%%

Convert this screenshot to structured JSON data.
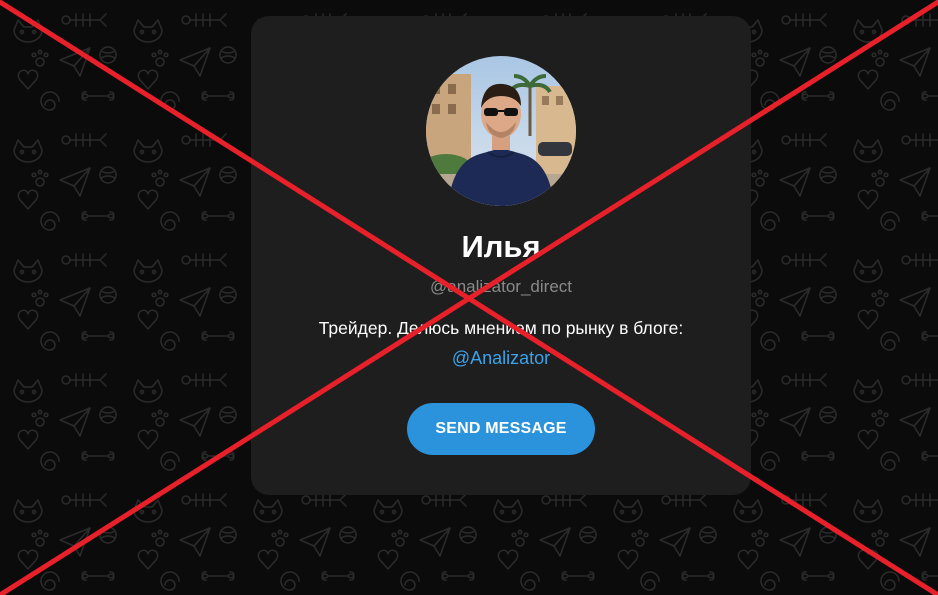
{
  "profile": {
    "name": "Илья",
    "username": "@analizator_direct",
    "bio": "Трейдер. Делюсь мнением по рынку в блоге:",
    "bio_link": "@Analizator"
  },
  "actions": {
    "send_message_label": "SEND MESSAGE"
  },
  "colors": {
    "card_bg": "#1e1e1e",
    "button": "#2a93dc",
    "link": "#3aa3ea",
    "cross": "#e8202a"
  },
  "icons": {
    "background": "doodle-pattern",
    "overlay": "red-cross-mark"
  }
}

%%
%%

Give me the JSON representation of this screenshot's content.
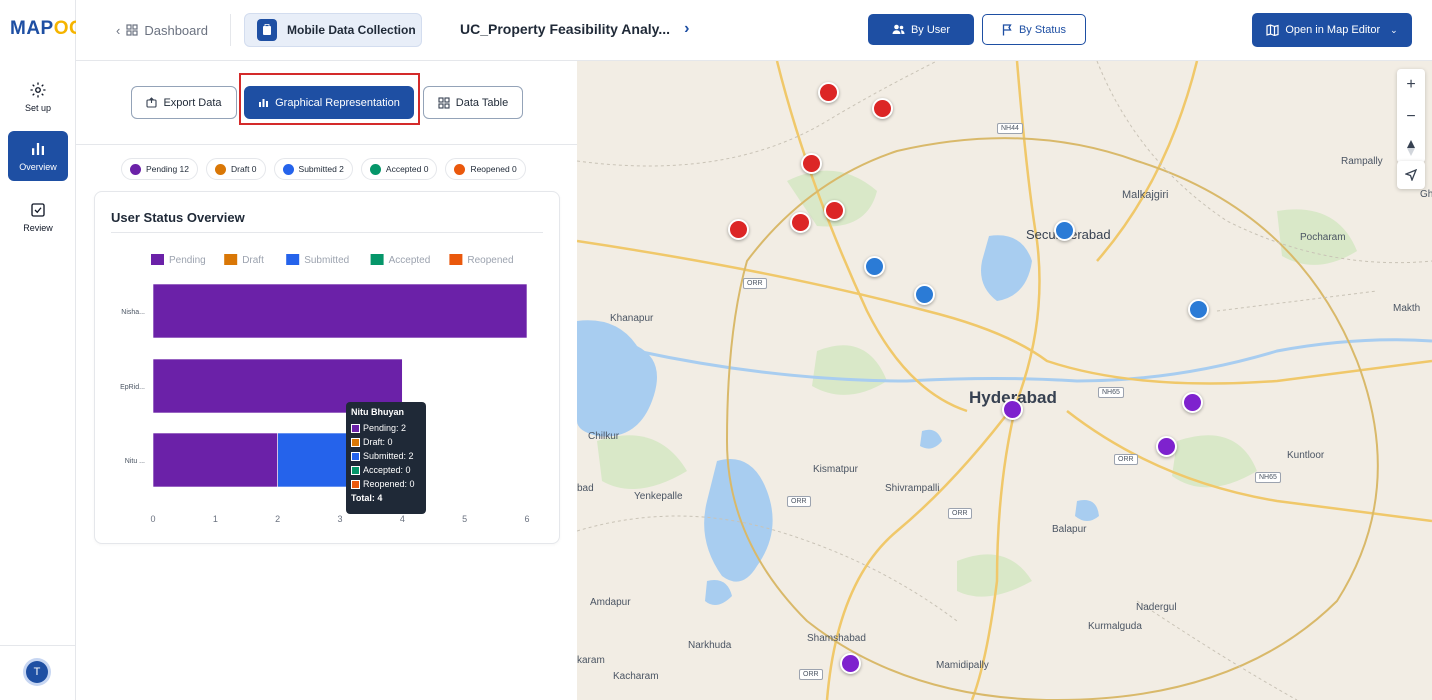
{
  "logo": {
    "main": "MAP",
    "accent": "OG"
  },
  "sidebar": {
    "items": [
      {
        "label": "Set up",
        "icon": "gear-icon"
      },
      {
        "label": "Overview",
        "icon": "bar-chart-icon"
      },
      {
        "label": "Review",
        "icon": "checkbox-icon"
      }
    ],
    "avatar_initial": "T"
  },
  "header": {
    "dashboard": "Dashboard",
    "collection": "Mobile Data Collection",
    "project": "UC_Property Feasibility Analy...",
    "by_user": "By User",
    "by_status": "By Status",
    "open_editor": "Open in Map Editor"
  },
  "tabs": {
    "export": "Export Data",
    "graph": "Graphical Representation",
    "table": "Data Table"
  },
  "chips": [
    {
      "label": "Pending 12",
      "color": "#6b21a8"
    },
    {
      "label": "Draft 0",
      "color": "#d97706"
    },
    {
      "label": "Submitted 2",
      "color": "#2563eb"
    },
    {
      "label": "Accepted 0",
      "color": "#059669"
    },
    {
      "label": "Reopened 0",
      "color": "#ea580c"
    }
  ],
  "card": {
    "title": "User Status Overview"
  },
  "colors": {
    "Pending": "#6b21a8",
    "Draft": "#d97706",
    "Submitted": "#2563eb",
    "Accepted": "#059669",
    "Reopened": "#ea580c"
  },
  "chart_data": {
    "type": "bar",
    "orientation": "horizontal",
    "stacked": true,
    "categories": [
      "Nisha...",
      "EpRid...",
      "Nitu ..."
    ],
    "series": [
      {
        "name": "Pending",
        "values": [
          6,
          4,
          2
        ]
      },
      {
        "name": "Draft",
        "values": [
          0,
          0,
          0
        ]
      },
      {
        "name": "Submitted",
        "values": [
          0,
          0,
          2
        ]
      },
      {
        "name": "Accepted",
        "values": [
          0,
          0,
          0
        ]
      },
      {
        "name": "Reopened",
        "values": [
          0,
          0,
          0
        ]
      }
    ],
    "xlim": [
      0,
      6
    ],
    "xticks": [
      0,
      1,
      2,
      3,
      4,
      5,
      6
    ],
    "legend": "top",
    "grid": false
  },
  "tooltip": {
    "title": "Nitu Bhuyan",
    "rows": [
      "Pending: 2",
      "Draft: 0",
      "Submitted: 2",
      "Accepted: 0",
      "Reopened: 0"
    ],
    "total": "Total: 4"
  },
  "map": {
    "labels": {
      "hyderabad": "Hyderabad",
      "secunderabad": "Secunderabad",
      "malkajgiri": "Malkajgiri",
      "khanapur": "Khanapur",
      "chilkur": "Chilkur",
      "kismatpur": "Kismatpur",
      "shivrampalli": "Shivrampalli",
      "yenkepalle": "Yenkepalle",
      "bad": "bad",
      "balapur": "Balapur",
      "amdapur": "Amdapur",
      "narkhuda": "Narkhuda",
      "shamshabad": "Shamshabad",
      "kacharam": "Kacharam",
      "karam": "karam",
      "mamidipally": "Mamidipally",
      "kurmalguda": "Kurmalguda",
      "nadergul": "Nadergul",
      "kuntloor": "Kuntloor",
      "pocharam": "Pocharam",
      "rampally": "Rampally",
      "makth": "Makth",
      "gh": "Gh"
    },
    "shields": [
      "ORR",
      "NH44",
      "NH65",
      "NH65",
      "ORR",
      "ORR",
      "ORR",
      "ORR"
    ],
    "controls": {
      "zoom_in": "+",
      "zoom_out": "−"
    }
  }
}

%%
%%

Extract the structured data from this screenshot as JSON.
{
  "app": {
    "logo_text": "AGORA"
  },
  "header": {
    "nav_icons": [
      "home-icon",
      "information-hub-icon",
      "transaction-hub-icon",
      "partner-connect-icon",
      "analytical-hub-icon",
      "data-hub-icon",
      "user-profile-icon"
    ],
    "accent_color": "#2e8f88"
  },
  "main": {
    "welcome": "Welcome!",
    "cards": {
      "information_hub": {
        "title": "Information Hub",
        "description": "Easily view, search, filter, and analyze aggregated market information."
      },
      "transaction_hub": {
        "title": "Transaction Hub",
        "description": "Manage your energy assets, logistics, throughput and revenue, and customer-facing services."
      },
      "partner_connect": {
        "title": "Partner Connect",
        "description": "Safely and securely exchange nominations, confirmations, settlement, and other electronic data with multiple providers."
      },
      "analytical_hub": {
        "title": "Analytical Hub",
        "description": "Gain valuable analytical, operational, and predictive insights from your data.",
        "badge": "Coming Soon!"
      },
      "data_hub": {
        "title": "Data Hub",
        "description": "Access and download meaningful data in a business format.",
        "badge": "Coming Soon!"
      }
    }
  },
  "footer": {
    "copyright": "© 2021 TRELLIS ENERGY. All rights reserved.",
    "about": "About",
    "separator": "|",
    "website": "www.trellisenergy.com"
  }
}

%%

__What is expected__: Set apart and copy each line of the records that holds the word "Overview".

__Solution to the exercise__:
        "label": "Overview",
    "title": "User Status Overview"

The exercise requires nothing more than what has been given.